### Task details
Please return each record exactly, leaving nothing out.

*** Opening of Data to examine ***

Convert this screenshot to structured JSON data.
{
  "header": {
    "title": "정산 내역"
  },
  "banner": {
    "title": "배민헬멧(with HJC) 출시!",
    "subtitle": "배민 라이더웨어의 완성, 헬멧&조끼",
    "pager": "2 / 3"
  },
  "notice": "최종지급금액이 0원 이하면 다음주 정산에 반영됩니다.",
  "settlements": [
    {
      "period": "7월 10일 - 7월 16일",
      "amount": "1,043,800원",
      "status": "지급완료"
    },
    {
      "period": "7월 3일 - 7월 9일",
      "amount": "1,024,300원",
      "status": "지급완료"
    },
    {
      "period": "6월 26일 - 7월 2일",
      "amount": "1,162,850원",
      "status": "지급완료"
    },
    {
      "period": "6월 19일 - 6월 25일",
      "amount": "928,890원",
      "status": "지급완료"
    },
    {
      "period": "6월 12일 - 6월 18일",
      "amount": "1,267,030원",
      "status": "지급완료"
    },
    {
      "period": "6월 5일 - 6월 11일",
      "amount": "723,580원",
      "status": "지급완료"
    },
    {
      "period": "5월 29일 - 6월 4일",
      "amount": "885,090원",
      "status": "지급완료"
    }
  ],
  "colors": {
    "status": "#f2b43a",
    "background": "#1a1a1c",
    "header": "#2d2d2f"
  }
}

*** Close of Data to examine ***

### Exercise response
Convert this screenshot to structured JSON data.
{
  "header": {
    "title": "정산 내역"
  },
  "banner": {
    "title": "배민헬멧(with HJC) 출시!",
    "subtitle": "배민 라이더웨어의 완성, 헬멧&조끼",
    "pager": "2 / 3"
  },
  "notice": "최종지급금액이 0원 이하면 다음주 정산에 반영됩니다.",
  "settlements": [
    {
      "period": "7월 10일 - 7월 16일",
      "amount": "1,043,800원",
      "status": "지급완료"
    },
    {
      "period": "7월 3일 - 7월 9일",
      "amount": "1,024,300원",
      "status": "지급완료"
    },
    {
      "period": "6월 26일 - 7월 2일",
      "amount": "1,162,850원",
      "status": "지급완료"
    },
    {
      "period": "6월 19일 - 6월 25일",
      "amount": "928,890원",
      "status": "지급완료"
    },
    {
      "period": "6월 12일 - 6월 18일",
      "amount": "1,267,030원",
      "status": "지급완료"
    },
    {
      "period": "6월 5일 - 6월 11일",
      "amount": "723,580원",
      "status": "지급완료"
    },
    {
      "period": "5월 29일 - 6월 4일",
      "amount": "885,090원",
      "status": "지급완료"
    }
  ],
  "colors": {
    "status": "#f2b43a",
    "background": "#1a1a1c",
    "header": "#2d2d2f"
  }
}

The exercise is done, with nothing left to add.